Total Suspended solids
This is the amount of fine particulate matter in suspension in water of size greater than two microns. It is measured by weight per volume of sample and usually quoted as mg/l.
It is similar to turbidity but provides an actual weight of particulate matter rather than a perception. TSS can encompass both organic particulate such as plankton and algae, in addition to inorganic matter such as sand and silts.
In the lab TSS can be measured by dehydrating a water sample and weighed the precipitate. In the field it is possible to measure a TSS using infra-red radiation or microwave radiation.
Why does TSS matter?
Regulated in discharge
Solids give nucleation sites for bacterial colonies
Particles can clog filters and damage pumps
Interferes with coagulation, filtration, and disinfection processes
How do you measure TSS?
The Total suspended solids (TSS) can be measured by using an infrared(IR) light through any liquid and the TSS value will increase linearly with IR absorption.
Photonic measurements devices are able to measure TSS in the range of 8mg/l up to 50,000mg/l
Using Beer lamberts law:
ABS = ε ϲ І
The concentration of suspended solids is equal to
ϲ = ABS / (ε І)
where the terms are:
The Infrared absorption value (ABS)
The length of the probe (L)
The calibration factor (ε)

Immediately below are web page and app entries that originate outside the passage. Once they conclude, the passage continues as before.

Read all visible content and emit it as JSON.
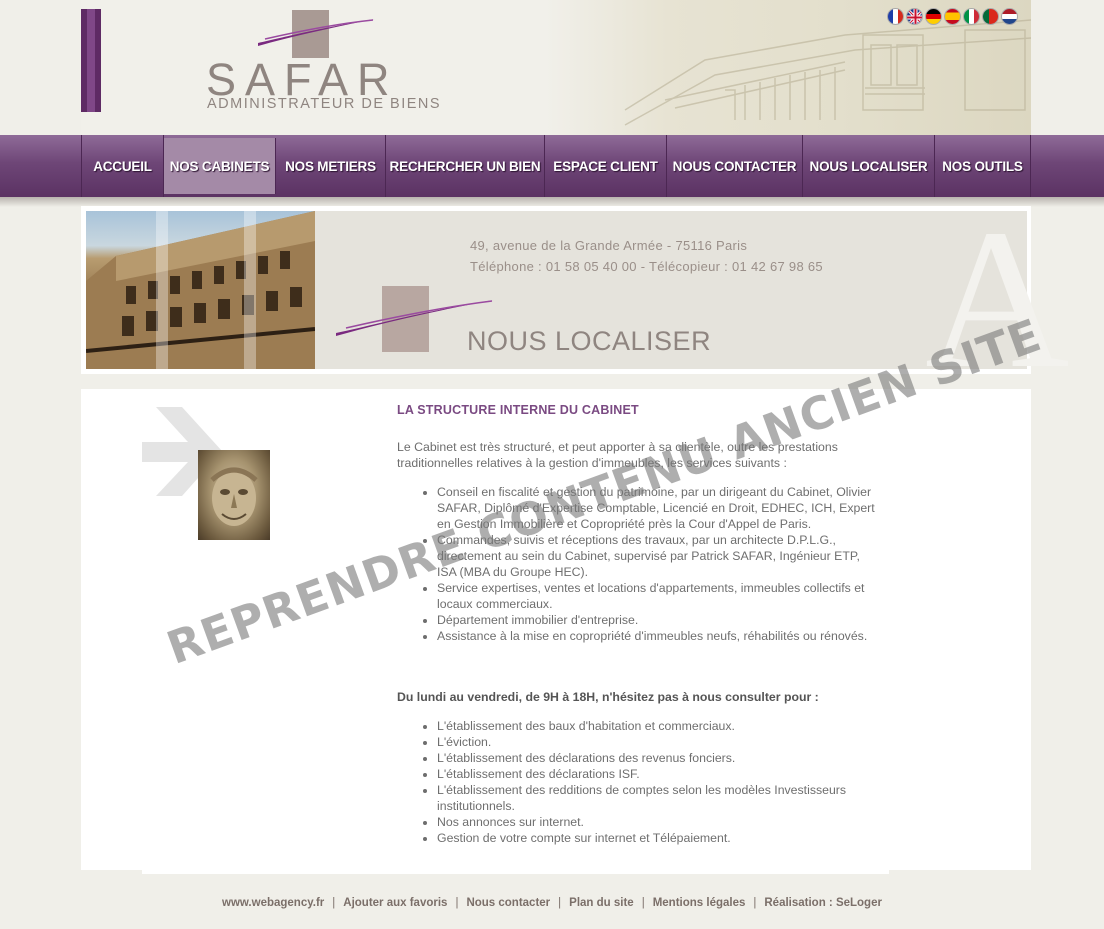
{
  "header": {
    "logo_text": "SAFAR",
    "logo_subtitle": "ADMINISTRATEUR DE BIENS",
    "languages": [
      "fr-flag",
      "en-flag",
      "de-flag",
      "es-flag",
      "it-flag",
      "pt-flag",
      "nl-flag"
    ]
  },
  "nav": {
    "items": [
      {
        "label": "ACCUEIL",
        "active": false
      },
      {
        "label": "NOS CABINETS",
        "active": true
      },
      {
        "label": "NOS METIERS",
        "active": false
      },
      {
        "label": "RECHERCHER UN BIEN",
        "active": false
      },
      {
        "label": "ESPACE CLIENT",
        "active": false
      },
      {
        "label": "NOUS CONTACTER",
        "active": false
      },
      {
        "label": "NOUS LOCALISER",
        "active": false
      },
      {
        "label": "NOS OUTILS",
        "active": false
      }
    ]
  },
  "banner": {
    "address": "49, avenue de la Grande Armée - 75116 Paris",
    "phone": "Téléphone : 01 58 05 40 00 - Télécopieur : 01 42 67 98 65",
    "title": "NOUS LOCALISER"
  },
  "content": {
    "heading": "LA STRUCTURE INTERNE DU CABINET",
    "intro": "Le Cabinet est très structuré, et peut apporter à sa clientèle, outre les prestations traditionnelles relatives à la gestion d'immeubles, les services suivants :",
    "services": [
      "Conseil en fiscalité et gestion du patrimoine, par un dirigeant du Cabinet, Olivier SAFAR, Diplômé d'Expertise Comptable, Licencié en Droit, EDHEC, ICH, Expert en Gestion Immobilière et Copropriété près la Cour d'Appel de Paris.",
      "Commandes, suivis et réceptions des travaux, par un architecte D.P.L.G., directement au sein du Cabinet, supervisé par Patrick SAFAR, Ingénieur ETP, ISA (MBA du Groupe HEC).",
      "Service expertises, ventes et locations d'appartements, immeubles collectifs et locaux commerciaux.",
      "Département immobilier d'entreprise.",
      "Assistance à la mise en copropriété d'immeubles neufs, réhabilités ou rénovés."
    ],
    "hours_heading": "Du lundi au vendredi, de 9H à 18H, n'hésitez pas à nous consulter pour :",
    "consult_items": [
      "L'établissement des baux d'habitation et commerciaux.",
      "L'éviction.",
      "L'établissement des déclarations des revenus fonciers.",
      "L'établissement des déclarations ISF.",
      "L'établissement des redditions de comptes selon les modèles Investisseurs institutionnels.",
      "Nos annonces sur internet.",
      "Gestion de votre compte sur internet et Télépaiement."
    ],
    "watermark": "REPRENDRE CONTENU ANCIEN SITE"
  },
  "footer": {
    "links": [
      "www.webagency.fr",
      "Ajouter aux favoris",
      "Nous contacter",
      "Plan du site",
      "Mentions légales",
      "Réalisation : SeLoger"
    ],
    "separator": "|"
  },
  "colors": {
    "accent_purple": "#6e4677",
    "heading_purple": "#7a4a82",
    "background": "#f0efe9"
  }
}
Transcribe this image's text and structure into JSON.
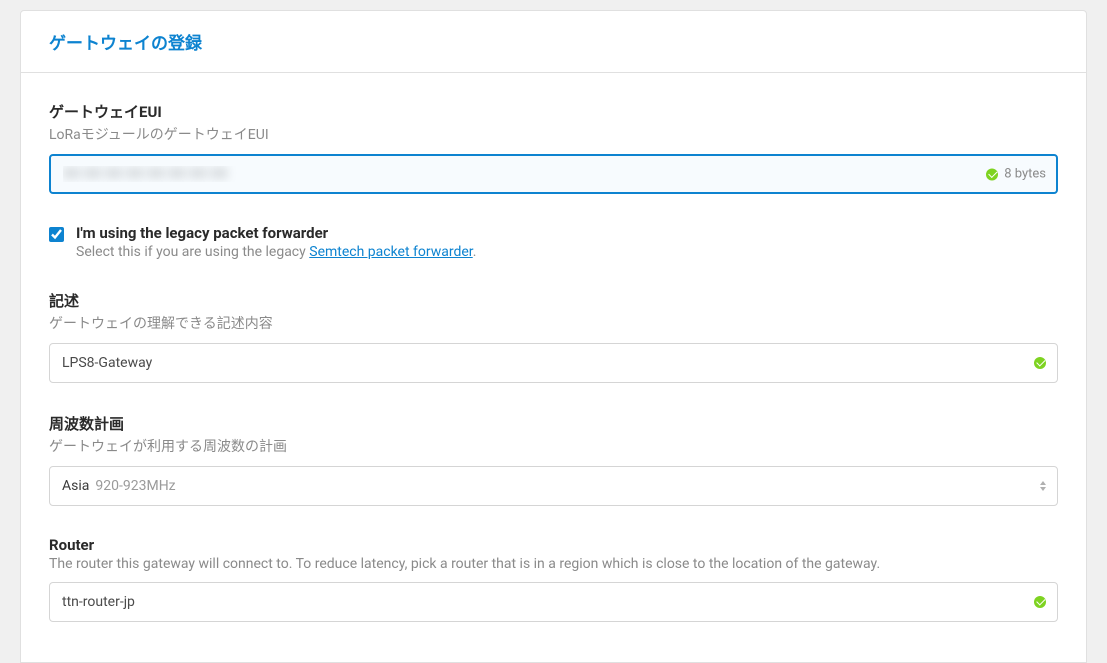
{
  "header": {
    "title": "ゲートウェイの登録"
  },
  "eui": {
    "label": "ゲートウェイEUI",
    "subtext": "LoRaモジュールのゲートウェイEUI",
    "value": "XX XX XX XX XX XX XX XX",
    "bytes": "8 bytes"
  },
  "legacy": {
    "checked": true,
    "label": "I'm using the legacy packet forwarder",
    "subtext_prefix": "Select this if you are using the legacy ",
    "link_text": "Semtech packet forwarder",
    "subtext_suffix": "."
  },
  "description": {
    "label": "記述",
    "subtext": "ゲートウェイの理解できる記述内容",
    "value": "LPS8-Gateway"
  },
  "frequency": {
    "label": "周波数計画",
    "subtext": "ゲートウェイが利用する周波数の計画",
    "selected_region": "Asia",
    "selected_freq": "920-923MHz"
  },
  "router": {
    "label": "Router",
    "subtext": "The router this gateway will connect to. To reduce latency, pick a router that is in a region which is close to the location of the gateway.",
    "value": "ttn-router-jp"
  }
}
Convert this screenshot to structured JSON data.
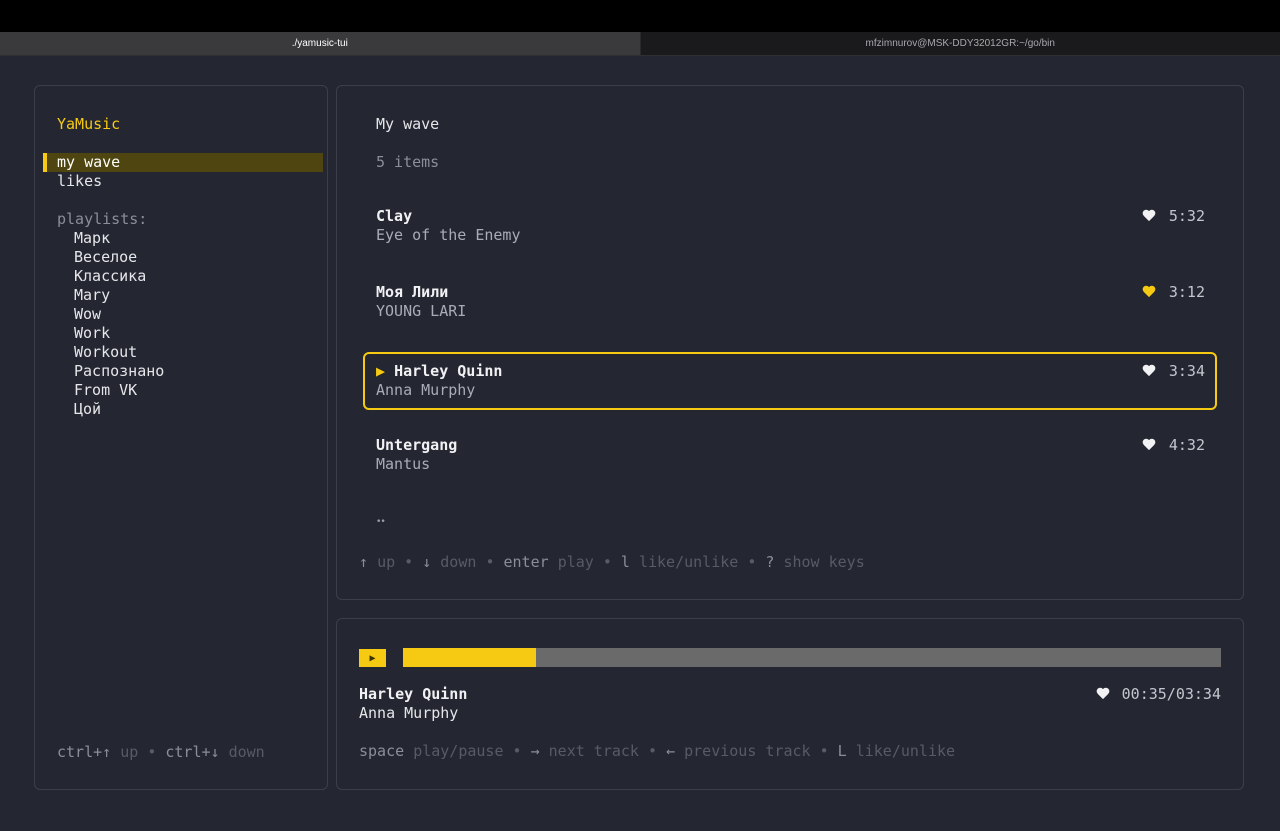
{
  "tabs": [
    {
      "label": "./yamusic-tui"
    },
    {
      "label": "mfzimnurov@MSK-DDY32012GR:~/go/bin"
    }
  ],
  "sidebar": {
    "app_title": "YaMusic",
    "nav": [
      {
        "label": "my wave",
        "selected": true
      },
      {
        "label": "likes",
        "selected": false
      }
    ],
    "playlists_heading": "playlists:",
    "playlists": [
      "Марк",
      "Веселое",
      "Классика",
      "Mary",
      "Wow",
      "Work",
      "Workout",
      "Распознано",
      "From VK",
      "Цой"
    ],
    "help": {
      "k1": "ctrl+↑",
      "a1": "up",
      "k2": "ctrl+↓",
      "a2": "down",
      "sep": "•"
    }
  },
  "tracklist": {
    "title": "My wave",
    "count": "5 items",
    "tracks": [
      {
        "title": "Clay",
        "artist": "Eye of the Enemy",
        "duration": "5:32",
        "liked": false,
        "playing": false
      },
      {
        "title": "Моя Лили",
        "artist": "YOUNG LARI",
        "duration": "3:12",
        "liked": true,
        "playing": false
      },
      {
        "title": "Harley Quinn",
        "artist": "Anna Murphy",
        "duration": "3:34",
        "liked": false,
        "playing": true
      },
      {
        "title": "Untergang",
        "artist": "Mantus",
        "duration": "4:32",
        "liked": false,
        "playing": false
      }
    ],
    "playing_marker": "▶",
    "pager": "••",
    "help": [
      {
        "key": "↑",
        "action": "up"
      },
      {
        "key": "↓",
        "action": "down"
      },
      {
        "key": "enter",
        "action": "play"
      },
      {
        "key": "l",
        "action": "like/unlike"
      },
      {
        "key": "?",
        "action": "show keys"
      }
    ]
  },
  "player": {
    "play_icon": "▶",
    "progress_fraction": 0.163,
    "track_title": "Harley Quinn",
    "track_artist": "Anna Murphy",
    "time": "00:35/03:34",
    "liked": false,
    "help": [
      {
        "key": "space",
        "action": "play/pause"
      },
      {
        "key": "→",
        "action": "next track"
      },
      {
        "key": "←",
        "action": "previous track"
      },
      {
        "key": "L",
        "action": "like/unlike"
      }
    ]
  },
  "colors": {
    "accent": "#f6c913",
    "background": "#242731",
    "liked_heart": "#f6c913",
    "unliked_heart": "#f2f2f4"
  }
}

The path length can be specified at the time of ordering a TSS probe. The choice will be based on the expected values expected whether in the anoxic tank or final discharge .